[Recorded information Boundary: Start]

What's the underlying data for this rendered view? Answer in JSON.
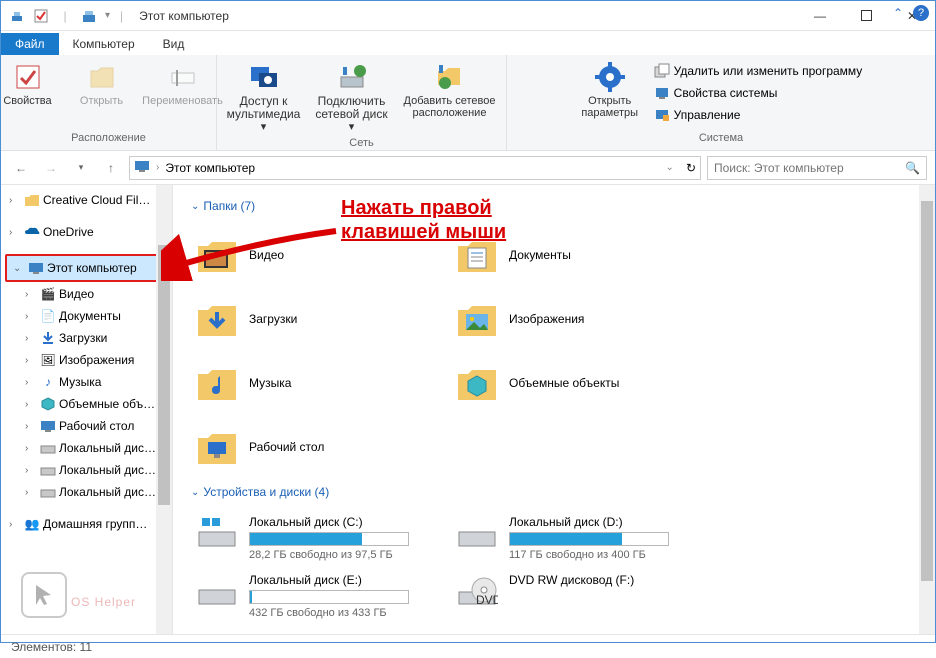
{
  "title": "Этот компьютер",
  "tabs": {
    "file": "Файл",
    "computer": "Компьютер",
    "view": "Вид"
  },
  "ribbon": {
    "group_location": "Расположение",
    "group_network": "Сеть",
    "group_system": "Система",
    "properties": "Свойства",
    "open": "Открыть",
    "rename": "Переименовать",
    "media_access": "Доступ к мультимедиа",
    "map_drive": "Подключить сетевой диск",
    "add_network": "Добавить сетевое расположение",
    "open_settings": "Открыть параметры",
    "uninstall": "Удалить или изменить программу",
    "sys_properties": "Свойства системы",
    "manage": "Управление"
  },
  "nav": {
    "back": "←",
    "fwd": "→",
    "up": "↑",
    "address": "Этот компьютер",
    "search_placeholder": "Поиск: Этот компьютер"
  },
  "tree": {
    "creative_cloud": "Creative Cloud Fil…",
    "onedrive": "OneDrive",
    "this_pc": "Этот компьютер",
    "video": "Видео",
    "documents": "Документы",
    "downloads": "Загрузки",
    "pictures": "Изображения",
    "music": "Музыка",
    "objects3d": "Объемные объ…",
    "desktop": "Рабочий стол",
    "local_disk": "Локальный дис…",
    "local_disk2": "Локальный дис…",
    "local_disk3": "Локальный дис…",
    "homegroup": "Домашняя групп…"
  },
  "folders_header": "Папки (7)",
  "folders": {
    "video": "Видео",
    "documents": "Документы",
    "downloads": "Загрузки",
    "pictures": "Изображения",
    "music": "Музыка",
    "objects3d": "Объемные объекты",
    "desktop": "Рабочий стол"
  },
  "drives_header": "Устройства и диски (4)",
  "drives": [
    {
      "name": "Локальный диск (C:)",
      "free": "28,2 ГБ свободно из 97,5 ГБ",
      "fill": 71
    },
    {
      "name": "Локальный диск (D:)",
      "free": "117 ГБ свободно из 400 ГБ",
      "fill": 71
    },
    {
      "name": "Локальный диск (E:)",
      "free": "432 ГБ свободно из 433 ГБ",
      "fill": 1
    },
    {
      "name": "DVD RW дисковод (F:)",
      "free": "",
      "fill": -1
    }
  ],
  "status": "Элементов: 11",
  "annotation": "Нажать правой клавишей мыши",
  "watermark": "OS Helper"
}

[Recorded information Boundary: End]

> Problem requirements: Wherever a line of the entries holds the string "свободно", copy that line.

> Solution:
      "free": "28,2 ГБ свободно из 97,5 ГБ",
      "free": "117 ГБ свободно из 400 ГБ",
      "free": "432 ГБ свободно из 433 ГБ",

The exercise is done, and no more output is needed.